Understand Why You’re Ruminating
Now that you have an understanding of at least some of the factors that may be contributing to your tendency to ruminate, the next step is to:
- identify where you are ruminating.
- what that rumination is about.
That is, you’ll want to figure out what purpose the rumination is serving.
Sometimes your ADHD brain is just doing what it does, trying to find stimulation. So, the rumination may just be that – candy for your brain. In those instances, if you can distract yourself long enough, with your wonky memory, you might just forget the endless loop of thoughts. Problem solved! 😉
Whereas, if you’re ruminating about a problem that may or may not need a solution, and you’re not acting/deciding, you’ll need to figure out what’s getting in your way of moving forward. And then tap into your resources to figure out how or whether to solve the problem.
Ready to see how to do this?
Often the first step is to do nothing. Really.
Whether you decide there is a problem that needs to be solved or not, it can be helpful, especially for ADHD adults, to have time and space before deciding to act. Otherwise, as you know all too well, unless you pause first, you may impulsively act or say something you’ll later regret.
So, unless it’s a true emergency, take a beat for whatever amount of time makes sense given the context. It could be an hour, a day, a week or more. Of course, how you decide to take this space and time away from the thoughts that are occupying you will depend on your circumstances.
Start with a mindfulness practice to center yourself so you can be present in the here and now. Rather than living in the past or future due to your rumination. Listening to music, doing some art, practicing yoga, walking in nature, meditating, etc. are few options you can try to do this. And, yes, ADHD adults can meditate. 😉
But, if you need to keep working and don’t have time in the moment to engage in the above activities, you might be better able to focus on your primary task by giving your floating attention a job to do, using one of the strategies below:
- use white noise (SimplyNoise) or music ([email protected]) in the background

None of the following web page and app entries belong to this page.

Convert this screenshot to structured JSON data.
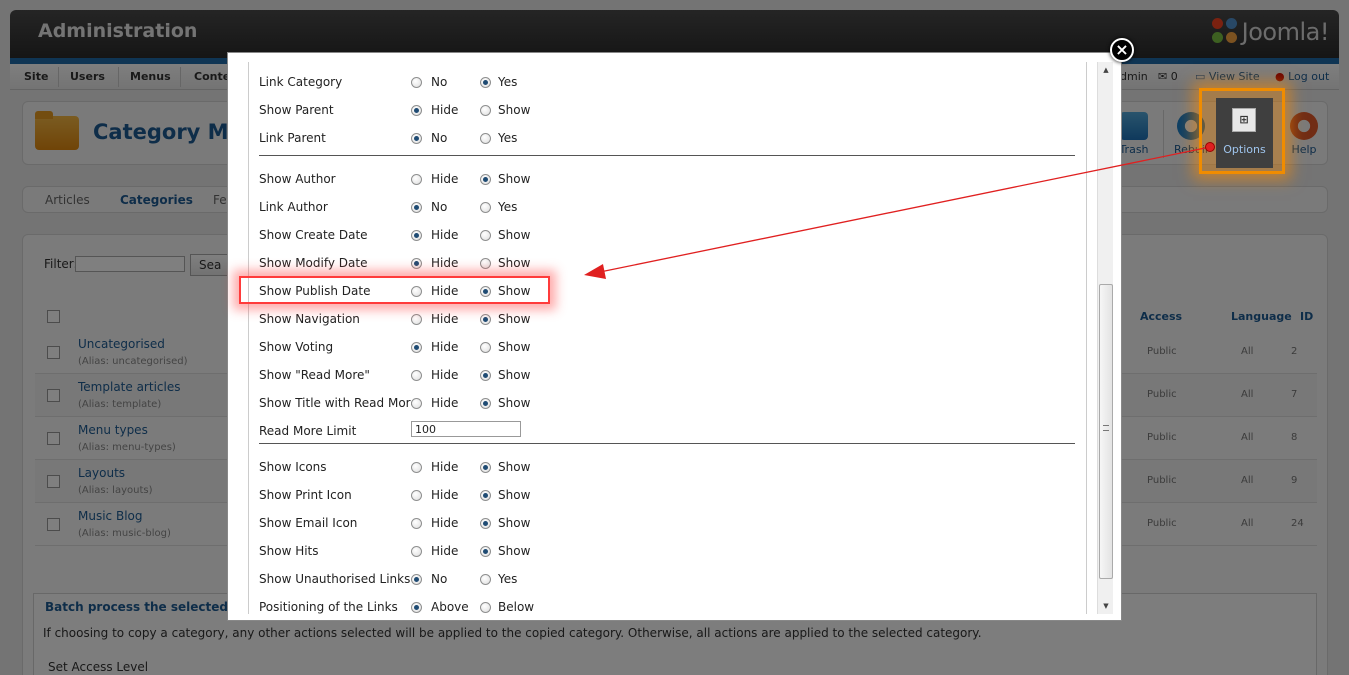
{
  "header": {
    "title": "Administration",
    "logo_text": "Joomla!"
  },
  "menubar": {
    "items": [
      "Site",
      "Users",
      "Menus",
      "Conte"
    ],
    "user": "dmin",
    "messages": "0",
    "view_site": "View Site",
    "logout": "Log out"
  },
  "toolbar": {
    "title": "Category Ma",
    "buttons": {
      "trash": "Trash",
      "rebuild": "Rebuil",
      "options": "Options",
      "help": "Help"
    }
  },
  "subnav": {
    "tabs": [
      "Articles",
      "Categories",
      "Fe"
    ],
    "active": "Categories"
  },
  "list": {
    "filter_label": "Filter:",
    "filter_value": "",
    "search_button": "Sea",
    "columns": {
      "access": "Access",
      "language": "Language",
      "id": "ID"
    },
    "rows": [
      {
        "name": "Uncategorised",
        "alias": "(Alias: uncategorised)",
        "access": "Public",
        "language": "All",
        "id": "2"
      },
      {
        "name": "Template articles",
        "alias": "(Alias: template)",
        "access": "Public",
        "language": "All",
        "id": "7"
      },
      {
        "name": "Menu types",
        "alias": "(Alias: menu-types)",
        "access": "Public",
        "language": "All",
        "id": "8"
      },
      {
        "name": "Layouts",
        "alias": "(Alias: layouts)",
        "access": "Public",
        "language": "All",
        "id": "9"
      },
      {
        "name": "Music Blog",
        "alias": "(Alias: music-blog)",
        "access": "Public",
        "language": "All",
        "id": "24"
      }
    ]
  },
  "batch": {
    "legend": "Batch process the selected c",
    "description": "If choosing to copy a category, any other actions selected will be applied to the copied category. Otherwise, all actions are applied to the selected category.",
    "set_access_level": "Set Access Level"
  },
  "modal": {
    "close_symbol": "×",
    "read_more_limit_label": "Read More Limit",
    "read_more_limit_value": "100",
    "fields": [
      {
        "label": "Link Category",
        "opt1": "No",
        "opt2": "Yes",
        "selected": 2
      },
      {
        "label": "Show Parent",
        "opt1": "Hide",
        "opt2": "Show",
        "selected": 1
      },
      {
        "label": "Link Parent",
        "opt1": "No",
        "opt2": "Yes",
        "selected": 1
      },
      {
        "label": "Show Author",
        "opt1": "Hide",
        "opt2": "Show",
        "selected": 2
      },
      {
        "label": "Link Author",
        "opt1": "No",
        "opt2": "Yes",
        "selected": 1
      },
      {
        "label": "Show Create Date",
        "opt1": "Hide",
        "opt2": "Show",
        "selected": 1
      },
      {
        "label": "Show Modify Date",
        "opt1": "Hide",
        "opt2": "Show",
        "selected": 1
      },
      {
        "label": "Show Publish Date",
        "opt1": "Hide",
        "opt2": "Show",
        "selected": 2
      },
      {
        "label": "Show Navigation",
        "opt1": "Hide",
        "opt2": "Show",
        "selected": 2
      },
      {
        "label": "Show Voting",
        "opt1": "Hide",
        "opt2": "Show",
        "selected": 1
      },
      {
        "label": "Show \"Read More\"",
        "opt1": "Hide",
        "opt2": "Show",
        "selected": 2
      },
      {
        "label": "Show Title with Read More",
        "opt1": "Hide",
        "opt2": "Show",
        "selected": 2
      },
      {
        "label": "Show Icons",
        "opt1": "Hide",
        "opt2": "Show",
        "selected": 2
      },
      {
        "label": "Show Print Icon",
        "opt1": "Hide",
        "opt2": "Show",
        "selected": 2
      },
      {
        "label": "Show Email Icon",
        "opt1": "Hide",
        "opt2": "Show",
        "selected": 2
      },
      {
        "label": "Show Hits",
        "opt1": "Hide",
        "opt2": "Show",
        "selected": 2
      },
      {
        "label": "Show Unauthorised Links",
        "opt1": "No",
        "opt2": "Yes",
        "selected": 1
      },
      {
        "label": "Positioning of the Links",
        "opt1": "Above",
        "opt2": "Below",
        "selected": 1
      }
    ]
  },
  "colors": {
    "accent": "#1d5b93",
    "highlight": "#ff3b3b",
    "options_glow": "#f08c00"
  }
}
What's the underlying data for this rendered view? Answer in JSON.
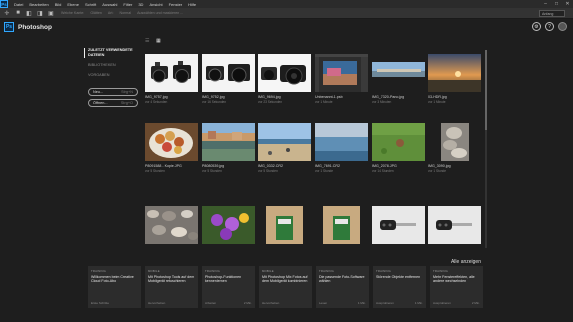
{
  "menubar": {
    "logo": "Ps",
    "items": [
      "Datei",
      "Bearbeiten",
      "Bild",
      "Ebene",
      "Schrift",
      "Auswahl",
      "Filter",
      "3D",
      "Ansicht",
      "Fenster",
      "Hilfe"
    ],
    "window_buttons": [
      "–",
      "□",
      "✕"
    ]
  },
  "optbar": {
    "texts": [
      "Weiche Kante:",
      "Glätten",
      "Art:",
      "Normal",
      "Auswählen und maskieren ..."
    ],
    "search": "Anfang"
  },
  "header": {
    "logo": "Ps",
    "title": "Photoshop",
    "icons": [
      "gear-icon",
      "help-icon",
      "avatar-icon"
    ]
  },
  "nav": {
    "items": [
      "Zuletzt verwendete Dateien",
      "Bibliotheken",
      "Vorgaben"
    ],
    "new_label": "Neu...",
    "new_shortcut": "Strg+N",
    "open_label": "Öffnen...",
    "open_shortcut": "Strg+O"
  },
  "files": [
    {
      "name": "IMG_9757.jpg",
      "meta": "vor 4 Sekunden",
      "img": "cameras"
    },
    {
      "name": "IMG_9752.jpg",
      "meta": "vor 16 Sekunden",
      "img": "camera2"
    },
    {
      "name": "IMG_9694.jpg",
      "meta": "vor 23 Sekunden",
      "img": "camera3"
    },
    {
      "name": "Unbenannt-1.psb",
      "meta": "vor 1 Minute",
      "img": "editor"
    },
    {
      "name": "IMG_7320-Pano.jpg",
      "meta": "vor 3 Minuten",
      "img": "pano"
    },
    {
      "name": "03-HDR.jpg",
      "meta": "vor 1 Minute",
      "img": "sunset"
    },
    {
      "name": "P8091588 - Kopie.JPG",
      "meta": "vor 5 Stunden",
      "img": "food"
    },
    {
      "name": "P8080539.jpg",
      "meta": "vor 5 Stunden",
      "img": "river"
    },
    {
      "name": "IMG_0332.CR2",
      "meta": "vor 5 Stunden",
      "img": "beach"
    },
    {
      "name": "IMG_7691.CR2",
      "meta": "vor 1 Stunde",
      "img": "sea"
    },
    {
      "name": "IMG_2078.JPG",
      "meta": "vor 14 Stunden",
      "img": "grass"
    },
    {
      "name": "IMG_3090.jpg",
      "meta": "vor 1 Stunde",
      "img": "stones"
    },
    {
      "name": "",
      "meta": "",
      "img": "pebbles"
    },
    {
      "name": "",
      "meta": "",
      "img": "flowers"
    },
    {
      "name": "",
      "meta": "",
      "img": "sign"
    },
    {
      "name": "",
      "meta": "",
      "img": "sign"
    },
    {
      "name": "",
      "meta": "",
      "img": "keys"
    },
    {
      "name": "",
      "meta": "",
      "img": "keys"
    }
  ],
  "learn": {
    "show_all": "Alle anzeigen",
    "cards": [
      {
        "tag": "Training",
        "title": "Willkommen beim Creative Cloud Foto-Abo",
        "foot": "Erste Schritte",
        "time": ""
      },
      {
        "tag": "Mobile",
        "title": "Mit Photoshop Tools auf dem Mobilgerät retuschieren",
        "foot": "Hervorheben",
        "time": ""
      },
      {
        "tag": "Training",
        "title": "Photoshop-Funktionen kennenlernen",
        "foot": "Arbeiten",
        "time": "2 Min."
      },
      {
        "tag": "Mobile",
        "title": "Mit Photoshop Mix Fotos auf dem Mobilgerät kombinieren",
        "foot": "Hervorheben",
        "time": ""
      },
      {
        "tag": "Training",
        "title": "Die passende Foto-Software wählen",
        "foot": "Lesen",
        "time": "1 Min."
      },
      {
        "tag": "Training",
        "title": "Störende Objekte entfernen",
        "foot": "Ausprobieren",
        "time": "1 Min."
      },
      {
        "tag": "Training",
        "title": "Mehr Fenstereffekten, alle andere wechselnden",
        "foot": "Ausprobieren",
        "time": "2 Min."
      }
    ]
  },
  "colors": {
    "accent": "#31a8ff",
    "bg": "#1e1e1e",
    "card": "#2c2c2c"
  }
}
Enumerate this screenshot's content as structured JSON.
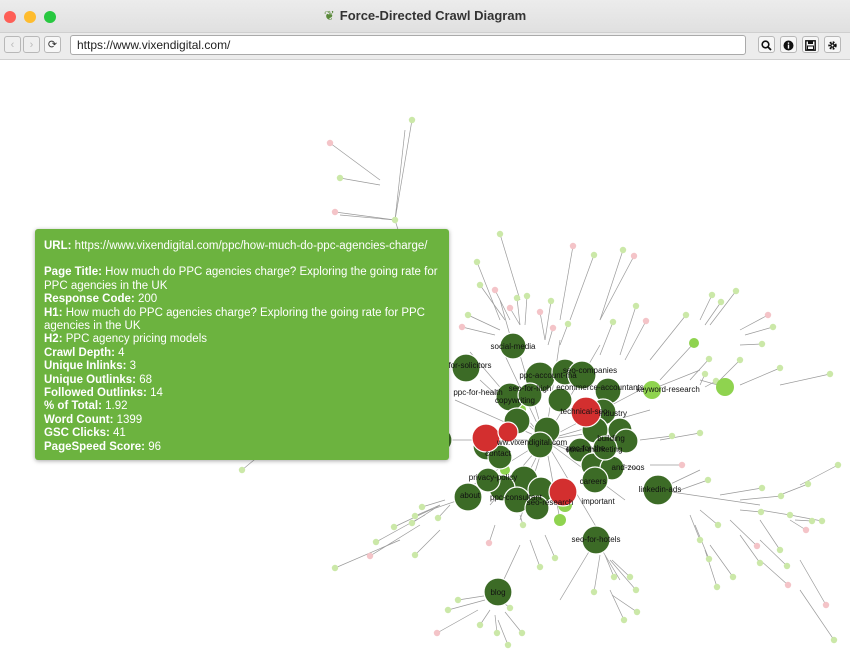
{
  "window": {
    "title": "Force-Directed Crawl Diagram",
    "traffic_lights": [
      "#fe5f57",
      "#febc2e",
      "#28c840"
    ]
  },
  "toolbar": {
    "url": "https://www.vixendigital.com/",
    "buttons": [
      "back-icon",
      "forward-icon",
      "refresh-icon",
      "search-icon",
      "info-icon",
      "save-icon",
      "settings-icon"
    ]
  },
  "colors": {
    "node_dark": "#3c6b26",
    "node_red": "#d32f2f",
    "node_light_green": "#cbe8a8",
    "node_light_pink": "#f4c4c8",
    "tooltip_bg": "#6cb33f"
  },
  "tooltip": {
    "url_label": "URL:",
    "url": "https://www.vixendigital.com/ppc/how-much-do-ppc-agencies-charge/",
    "page_title_label": "Page Title:",
    "page_title": "How much do PPC agencies charge? Exploring the going rate for PPC agencies in the UK",
    "response_code_label": "Response Code:",
    "response_code": "200",
    "h1_label": "H1:",
    "h1": "How much do PPC agencies charge? Exploring the going rate for PPC agencies in the UK",
    "h2_label": "H2:",
    "h2": "PPC agency pricing models",
    "crawl_depth_label": "Crawl Depth:",
    "crawl_depth": "4",
    "unique_inlinks_label": "Unique Inlinks:",
    "unique_inlinks": "3",
    "unique_outlinks_label": "Unique Outlinks:",
    "unique_outlinks": "68",
    "followed_outlinks_label": "Followed Outlinks:",
    "followed_outlinks": "14",
    "pct_total_label": "% of Total:",
    "pct_total": "1.92",
    "word_count_label": "Word Count:",
    "word_count": "1399",
    "gsc_clicks_label": "GSC Clicks:",
    "gsc_clicks": "41",
    "pagespeed_label": "PageSpeed Score:",
    "pagespeed": "96"
  },
  "graph": {
    "labels": [
      "social-media",
      "for-solicitors",
      "ppc-account-ma",
      "seo-companies",
      "ecommerce-accountants",
      "keyword-research",
      "ppc-for-health",
      "seo-for-high",
      "technical-seo",
      "industry",
      "copywriting",
      "ww.vixendigital.com",
      "contact",
      "building",
      "ppc-for-the",
      "careers",
      "privacy-policy",
      "about",
      "ppc-consultant",
      "seo-research",
      "important",
      "linkedin-ads",
      "seo-for-hotels",
      "blog",
      "email-marketing",
      "and-zoos"
    ]
  }
}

- play with a fidget object
- doodle or take notes
- have your meeting while walking
The goal, whether engaging in a mindfulness practice or trying to continue working, is to not act hide your runaway thoughts. At least not immediately.
Managing Your ADHD Rumination – Stay Tuned
Above are some of the reasons you may be ruminating and a little bit about the importance of pausing before jumping into action. In Part 2 – 7 Strategies ADHD Adults Can Use to Stop Ruminating I’ll share both some strategies as to how you can explore your rumination and what could help minimize it.